From the entries below, gather every line containing the string "What".

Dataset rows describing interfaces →
************

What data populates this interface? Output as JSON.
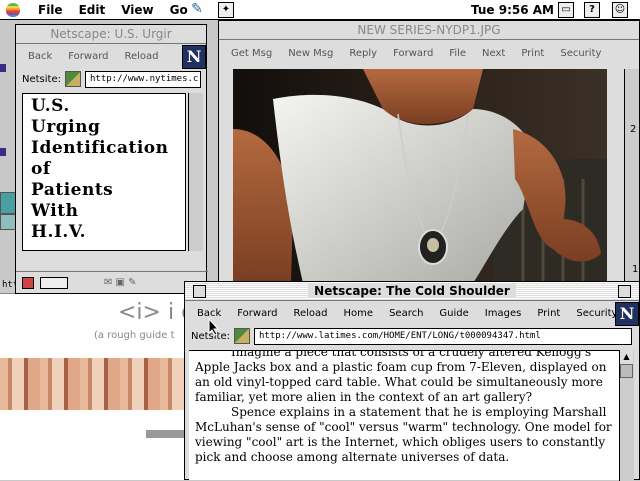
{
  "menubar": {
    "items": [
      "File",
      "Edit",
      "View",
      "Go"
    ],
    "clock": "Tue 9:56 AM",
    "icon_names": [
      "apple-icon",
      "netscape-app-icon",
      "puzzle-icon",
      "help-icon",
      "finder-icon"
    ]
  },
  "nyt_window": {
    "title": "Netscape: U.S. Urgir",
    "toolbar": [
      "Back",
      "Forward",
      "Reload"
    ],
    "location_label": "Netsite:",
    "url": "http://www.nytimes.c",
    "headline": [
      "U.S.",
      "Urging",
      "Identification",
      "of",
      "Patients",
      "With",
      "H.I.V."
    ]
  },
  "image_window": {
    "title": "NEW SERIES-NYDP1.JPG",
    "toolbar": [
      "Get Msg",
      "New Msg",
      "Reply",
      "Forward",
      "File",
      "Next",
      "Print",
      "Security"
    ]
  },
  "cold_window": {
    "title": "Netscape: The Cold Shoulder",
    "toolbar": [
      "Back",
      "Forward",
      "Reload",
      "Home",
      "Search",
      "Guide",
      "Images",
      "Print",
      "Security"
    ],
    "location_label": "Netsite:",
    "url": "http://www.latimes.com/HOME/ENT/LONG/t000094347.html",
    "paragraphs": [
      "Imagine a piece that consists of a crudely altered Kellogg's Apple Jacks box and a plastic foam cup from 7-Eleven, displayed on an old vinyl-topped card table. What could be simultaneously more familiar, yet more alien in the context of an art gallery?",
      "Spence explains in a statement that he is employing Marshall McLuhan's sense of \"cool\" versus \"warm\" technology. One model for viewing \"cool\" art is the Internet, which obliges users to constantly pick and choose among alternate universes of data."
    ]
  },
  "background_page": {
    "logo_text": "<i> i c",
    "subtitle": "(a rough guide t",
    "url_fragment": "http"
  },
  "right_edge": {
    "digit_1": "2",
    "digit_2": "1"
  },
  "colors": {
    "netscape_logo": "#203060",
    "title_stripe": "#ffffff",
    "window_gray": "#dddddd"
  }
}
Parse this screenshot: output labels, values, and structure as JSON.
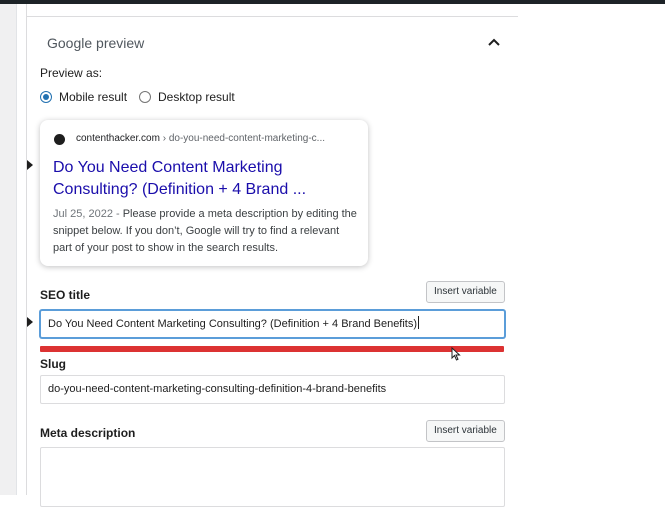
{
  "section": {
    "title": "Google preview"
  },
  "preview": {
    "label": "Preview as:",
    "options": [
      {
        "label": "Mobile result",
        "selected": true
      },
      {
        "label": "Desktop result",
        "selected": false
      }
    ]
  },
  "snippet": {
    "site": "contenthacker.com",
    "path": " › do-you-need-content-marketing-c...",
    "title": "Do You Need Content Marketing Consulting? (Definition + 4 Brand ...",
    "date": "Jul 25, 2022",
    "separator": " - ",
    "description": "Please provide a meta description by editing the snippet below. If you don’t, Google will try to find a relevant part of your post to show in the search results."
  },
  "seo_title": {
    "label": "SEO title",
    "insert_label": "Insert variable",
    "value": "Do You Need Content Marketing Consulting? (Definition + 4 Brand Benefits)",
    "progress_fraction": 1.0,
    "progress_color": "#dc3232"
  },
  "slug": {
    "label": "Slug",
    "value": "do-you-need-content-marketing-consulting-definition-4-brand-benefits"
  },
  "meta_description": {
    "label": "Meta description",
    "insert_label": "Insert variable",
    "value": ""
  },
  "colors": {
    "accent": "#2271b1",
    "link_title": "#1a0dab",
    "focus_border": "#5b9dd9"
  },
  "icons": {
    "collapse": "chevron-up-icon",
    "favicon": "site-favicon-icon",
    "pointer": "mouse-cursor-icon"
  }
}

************

EXERCISE SOLUTION →
What data populates this interface? Output as JSON.
      "Imagine a piece that consists of a crudely altered Kellogg's Apple Jacks box and a plastic foam cup from 7-Eleven, displayed on an old vinyl-topped card table. What could be simultaneously more familiar, yet more alien in the context of an art gallery?",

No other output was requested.